*** PROVIDED INFORMATION ***

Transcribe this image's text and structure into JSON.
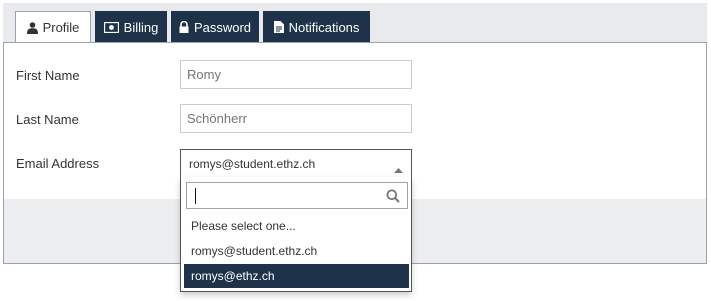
{
  "tabs": [
    {
      "label": "Profile",
      "icon": "user-icon",
      "active": true
    },
    {
      "label": "Billing",
      "icon": "money-icon",
      "active": false
    },
    {
      "label": "Password",
      "icon": "lock-icon",
      "active": false
    },
    {
      "label": "Notifications",
      "icon": "document-icon",
      "active": false
    }
  ],
  "form": {
    "first_name": {
      "label": "First Name",
      "placeholder": "Romy"
    },
    "last_name": {
      "label": "Last Name",
      "placeholder": "Schönherr"
    },
    "email": {
      "label": "Email Address",
      "selected": "romys@student.ethz.ch",
      "search_value": "",
      "options": [
        "Please select one...",
        "romys@student.ethz.ch",
        "romys@ethz.ch"
      ],
      "highlighted": "romys@ethz.ch"
    }
  },
  "colors": {
    "accent": "#1e3249",
    "tabbar_bg": "#e8eaed",
    "footer_bg": "#ecedef"
  }
}
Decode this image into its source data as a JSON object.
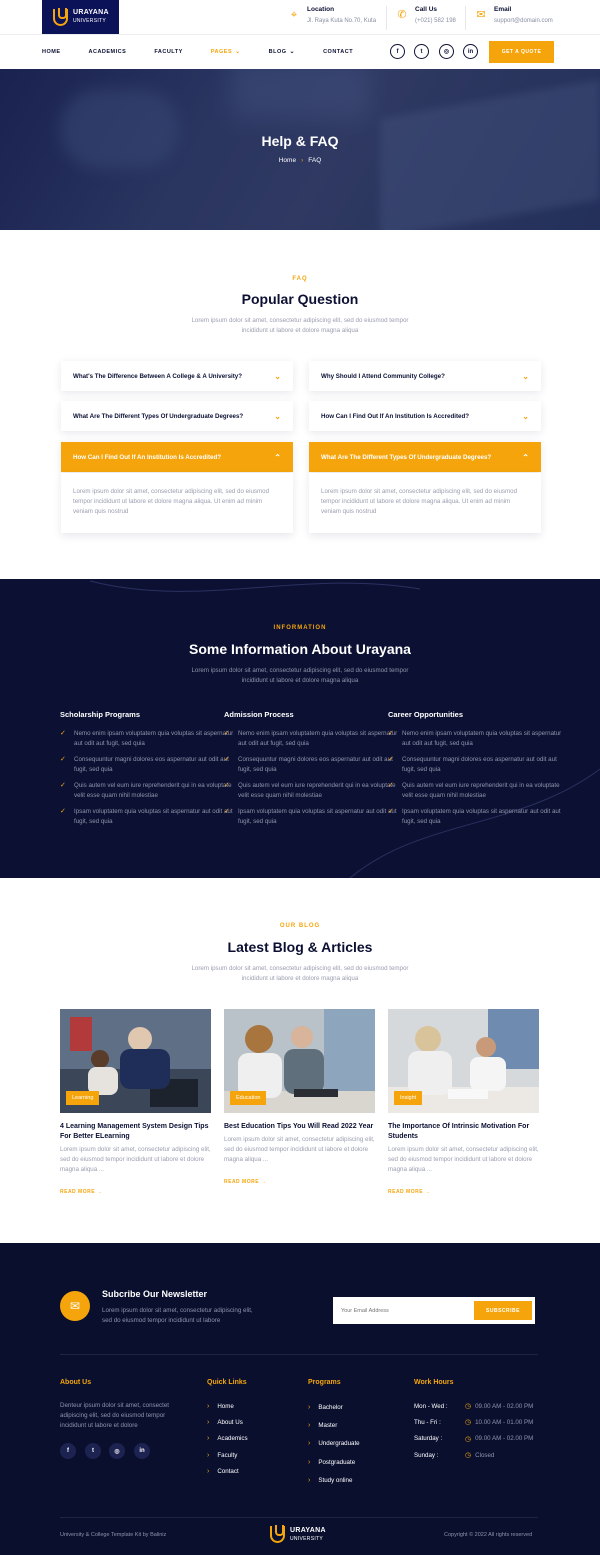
{
  "brand": {
    "name": "URAYANA",
    "sub": "UNIVERSITY"
  },
  "topbar": {
    "location": {
      "label": "Location",
      "value": "Jl. Raya Kuta No.70, Kuta"
    },
    "call": {
      "label": "Call Us",
      "value": "(+021) 582 198"
    },
    "email": {
      "label": "Email",
      "value": "support@domain.com"
    }
  },
  "nav": {
    "home": "HOME",
    "academics": "ACADEMICS",
    "faculty": "FACULTY",
    "pages": "PAGES",
    "blog": "BLOG",
    "contact": "CONTACT",
    "quote": "GET A QUOTE"
  },
  "social": {
    "facebook": "f",
    "twitter": "t",
    "instagram": "◎",
    "linkedin": "in"
  },
  "hero": {
    "title": "Help & FAQ",
    "crumb_home": "Home",
    "crumb_current": "FAQ"
  },
  "faq": {
    "eyebrow": "FAQ",
    "title": "Popular Question",
    "subtitle": "Lorem ipsum dolor sit amet, consectetur adipiscing elit, sed do eiusmod tempor incididunt ut labore et dolore magna aliqua",
    "left": [
      "What's The Difference Between A College & A University?",
      "What Are The Different Types Of Undergraduate Degrees?",
      "How Can I Find Out If An Institution Is Accredited?"
    ],
    "right": [
      "Why Should I Attend Community College?",
      "How Can I Find Out If An Institution Is Accredited?",
      "What Are The Different Types Of Undergraduate Degrees?"
    ],
    "answer": "Lorem ipsum dolor sit amet, consectetur adipiscing elit, sed do eiusmod tempor incididunt ut labore et dolore magna aliqua. Ut enim ad minim veniam quis nostrud"
  },
  "info": {
    "eyebrow": "INFORMATION",
    "title": "Some Information About Urayana",
    "subtitle": "Lorem ipsum dolor sit amet, consectetur adipiscing elit, sed do eiusmod tempor incididunt ut labore et dolore magna aliqua",
    "columns": [
      {
        "title": "Scholarship Programs",
        "items": [
          "Nemo enim ipsam voluptatem quia voluptas sit aspernatur aut odit aut fugit, sed quia",
          "Consequuntur magni dolores eos aspernatur aut odit aut fugit, sed quia",
          "Quis autem vel eum iure reprehenderit qui in ea voluptate velit esse quam nihil molestiae",
          "Ipsam voluptatem quia voluptas sit aspernatur aut odit aut fugit, sed quia"
        ]
      },
      {
        "title": "Admission Process",
        "items": [
          "Nemo enim ipsam voluptatem quia voluptas sit aspernatur aut odit aut fugit, sed quia",
          "Consequuntur magni dolores eos aspernatur aut odit aut fugit, sed quia",
          "Quis autem vel eum iure reprehenderit qui in ea voluptate velit esse quam nihil molestiae",
          "Ipsam voluptatem quia voluptas sit aspernatur aut odit aut fugit, sed quia"
        ]
      },
      {
        "title": "Career Opportunities",
        "items": [
          "Nemo enim ipsam voluptatem quia voluptas sit aspernatur aut odit aut fugit, sed quia",
          "Consequuntur magni dolores eos aspernatur aut odit aut fugit, sed quia",
          "Quis autem vel eum iure reprehenderit qui in ea voluptate velit esse quam nihil molestiae",
          "Ipsam voluptatem quia voluptas sit aspernatur aut odit aut fugit, sed quia"
        ]
      }
    ]
  },
  "blog": {
    "eyebrow": "OUR BLOG",
    "title": "Latest Blog & Articles",
    "subtitle": "Lorem ipsum dolor sit amet, consectetur adipiscing elit, sed do eiusmod tempor incididunt ut labore et dolore magna aliqua",
    "posts": [
      {
        "tag": "Learning",
        "title": "4 Learning Management System Design Tips For Better ELearning",
        "excerpt": "Lorem ipsum dolor sit amet, consectetur adipiscing elit, sed do eiusmod tempor incididunt ut labore et dolore magna aliqua ...",
        "more": "READ MORE"
      },
      {
        "tag": "Education",
        "title": "Best Education Tips You Will Read 2022 Year",
        "excerpt": "Lorem ipsum dolor sit amet, consectetur adipiscing elit, sed do eiusmod tempor incididunt ut labore et dolore magna aliqua ...",
        "more": "READ MORE"
      },
      {
        "tag": "Insight",
        "title": "The Importance Of Intrinsic Motivation For Students",
        "excerpt": "Lorem ipsum dolor sit amet, consectetur adipiscing elit, sed do eiusmod tempor incididunt ut labore et dolore magna aliqua ...",
        "more": "READ MORE"
      }
    ]
  },
  "footer": {
    "newsletter": {
      "title": "Subcribe Our Newsletter",
      "subtitle": "Lorem ipsum dolor sit amet, consectetur adipiscing elit, sed do eiusmod tempor incididunt ut labore",
      "placeholder": "Your Email Address",
      "button": "SUBSCRIBE"
    },
    "about": {
      "title": "About Us",
      "text": "Denteur ipsum dolor sit amet, consectet adipiscing elit, sed do eiusmod tempor incididunt ut labore et dolore"
    },
    "quick": {
      "title": "Quick Links",
      "items": [
        "Home",
        "About Us",
        "Academics",
        "Faculty",
        "Contact"
      ]
    },
    "programs": {
      "title": "Programs",
      "items": [
        "Bachelor",
        "Master",
        "Undergraduate",
        "Postgraduate",
        "Study online"
      ]
    },
    "hours": {
      "title": "Work Hours",
      "rows": [
        {
          "day": "Mon - Wed :",
          "time": "09.00 AM - 02.00 PM"
        },
        {
          "day": "Thu - Fri :",
          "time": "10.00 AM - 01.00 PM"
        },
        {
          "day": "Saturday :",
          "time": "09.00 AM - 02.00 PM"
        },
        {
          "day": "Sunday :",
          "time": "Closed"
        }
      ]
    },
    "credit": "University & College Template Kit by Baliniz",
    "copyright": "Copyright © 2022 All rights reserved"
  },
  "colors": {
    "accent": "#f5a50b",
    "navy": "#0c1133",
    "brand": "#0c1257"
  }
}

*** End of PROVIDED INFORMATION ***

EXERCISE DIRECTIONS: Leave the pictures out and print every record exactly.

REPLY TO THE TASK:
Transcribe this image's text and structure into JSON.
{
  "tabs": [
    {
      "label": "Profile",
      "icon": "user-icon",
      "active": true
    },
    {
      "label": "Billing",
      "icon": "money-icon",
      "active": false
    },
    {
      "label": "Password",
      "icon": "lock-icon",
      "active": false
    },
    {
      "label": "Notifications",
      "icon": "document-icon",
      "active": false
    }
  ],
  "form": {
    "first_name": {
      "label": "First Name",
      "placeholder": "Romy"
    },
    "last_name": {
      "label": "Last Name",
      "placeholder": "Schönherr"
    },
    "email": {
      "label": "Email Address",
      "selected": "romys@student.ethz.ch",
      "search_value": "",
      "options": [
        "Please select one...",
        "romys@student.ethz.ch",
        "romys@ethz.ch"
      ],
      "highlighted": "romys@ethz.ch"
    }
  },
  "colors": {
    "accent": "#1e3249",
    "tabbar_bg": "#e8eaed",
    "footer_bg": "#ecedef"
  }
}
Decode this image into its source data as a JSON object.
{
  "brand": {
    "name": "URAYANA",
    "sub": "UNIVERSITY"
  },
  "topbar": {
    "location": {
      "label": "Location",
      "value": "Jl. Raya Kuta No.70, Kuta"
    },
    "call": {
      "label": "Call Us",
      "value": "(+021) 582 198"
    },
    "email": {
      "label": "Email",
      "value": "support@domain.com"
    }
  },
  "nav": {
    "home": "HOME",
    "academics": "ACADEMICS",
    "faculty": "FACULTY",
    "pages": "PAGES",
    "blog": "BLOG",
    "contact": "CONTACT",
    "quote": "GET A QUOTE"
  },
  "social": {
    "facebook": "f",
    "twitter": "t",
    "instagram": "◎",
    "linkedin": "in"
  },
  "hero": {
    "title": "Help & FAQ",
    "crumb_home": "Home",
    "crumb_current": "FAQ"
  },
  "faq": {
    "eyebrow": "FAQ",
    "title": "Popular Question",
    "subtitle": "Lorem ipsum dolor sit amet, consectetur adipiscing elit, sed do eiusmod tempor incididunt ut labore et dolore magna aliqua",
    "left": [
      "What's The Difference Between A College & A University?",
      "What Are The Different Types Of Undergraduate Degrees?",
      "How Can I Find Out If An Institution Is Accredited?"
    ],
    "right": [
      "Why Should I Attend Community College?",
      "How Can I Find Out If An Institution Is Accredited?",
      "What Are The Different Types Of Undergraduate Degrees?"
    ],
    "answer": "Lorem ipsum dolor sit amet, consectetur adipiscing elit, sed do eiusmod tempor incididunt ut labore et dolore magna aliqua. Ut enim ad minim veniam quis nostrud"
  },
  "info": {
    "eyebrow": "INFORMATION",
    "title": "Some Information About Urayana",
    "subtitle": "Lorem ipsum dolor sit amet, consectetur adipiscing elit, sed do eiusmod tempor incididunt ut labore et dolore magna aliqua",
    "columns": [
      {
        "title": "Scholarship Programs",
        "items": [
          "Nemo enim ipsam voluptatem quia voluptas sit aspernatur aut odit aut fugit, sed quia",
          "Consequuntur magni dolores eos aspernatur aut odit aut fugit, sed quia",
          "Quis autem vel eum iure reprehenderit qui in ea voluptate velit esse quam nihil molestiae",
          "Ipsam voluptatem quia voluptas sit aspernatur aut odit aut fugit, sed quia"
        ]
      },
      {
        "title": "Admission Process",
        "items": [
          "Nemo enim ipsam voluptatem quia voluptas sit aspernatur aut odit aut fugit, sed quia",
          "Consequuntur magni dolores eos aspernatur aut odit aut fugit, sed quia",
          "Quis autem vel eum iure reprehenderit qui in ea voluptate velit esse quam nihil molestiae",
          "Ipsam voluptatem quia voluptas sit aspernatur aut odit aut fugit, sed quia"
        ]
      },
      {
        "title": "Career Opportunities",
        "items": [
          "Nemo enim ipsam voluptatem quia voluptas sit aspernatur aut odit aut fugit, sed quia",
          "Consequuntur magni dolores eos aspernatur aut odit aut fugit, sed quia",
          "Quis autem vel eum iure reprehenderit qui in ea voluptate velit esse quam nihil molestiae",
          "Ipsam voluptatem quia voluptas sit aspernatur aut odit aut fugit, sed quia"
        ]
      }
    ]
  },
  "blog": {
    "eyebrow": "OUR BLOG",
    "title": "Latest Blog & Articles",
    "subtitle": "Lorem ipsum dolor sit amet, consectetur adipiscing elit, sed do eiusmod tempor incididunt ut labore et dolore magna aliqua",
    "posts": [
      {
        "tag": "Learning",
        "title": "4 Learning Management System Design Tips For Better ELearning",
        "excerpt": "Lorem ipsum dolor sit amet, consectetur adipiscing elit, sed do eiusmod tempor incididunt ut labore et dolore magna aliqua ...",
        "more": "READ MORE"
      },
      {
        "tag": "Education",
        "title": "Best Education Tips You Will Read 2022 Year",
        "excerpt": "Lorem ipsum dolor sit amet, consectetur adipiscing elit, sed do eiusmod tempor incididunt ut labore et dolore magna aliqua ...",
        "more": "READ MORE"
      },
      {
        "tag": "Insight",
        "title": "The Importance Of Intrinsic Motivation For Students",
        "excerpt": "Lorem ipsum dolor sit amet, consectetur adipiscing elit, sed do eiusmod tempor incididunt ut labore et dolore magna aliqua ...",
        "more": "READ MORE"
      }
    ]
  },
  "footer": {
    "newsletter": {
      "title": "Subcribe Our Newsletter",
      "subtitle": "Lorem ipsum dolor sit amet, consectetur adipiscing elit, sed do eiusmod tempor incididunt ut labore",
      "placeholder": "Your Email Address",
      "button": "SUBSCRIBE"
    },
    "about": {
      "title": "About Us",
      "text": "Denteur ipsum dolor sit amet, consectet adipiscing elit, sed do eiusmod tempor incididunt ut labore et dolore"
    },
    "quick": {
      "title": "Quick Links",
      "items": [
        "Home",
        "About Us",
        "Academics",
        "Faculty",
        "Contact"
      ]
    },
    "programs": {
      "title": "Programs",
      "items": [
        "Bachelor",
        "Master",
        "Undergraduate",
        "Postgraduate",
        "Study online"
      ]
    },
    "hours": {
      "title": "Work Hours",
      "rows": [
        {
          "day": "Mon - Wed :",
          "time": "09.00 AM - 02.00 PM"
        },
        {
          "day": "Thu - Fri :",
          "time": "10.00 AM - 01.00 PM"
        },
        {
          "day": "Saturday :",
          "time": "09.00 AM - 02.00 PM"
        },
        {
          "day": "Sunday :",
          "time": "Closed"
        }
      ]
    },
    "credit": "University & College Template Kit by Baliniz",
    "copyright": "Copyright © 2022 All rights reserved"
  },
  "colors": {
    "accent": "#f5a50b",
    "navy": "#0c1133",
    "brand": "#0c1257"
  }
}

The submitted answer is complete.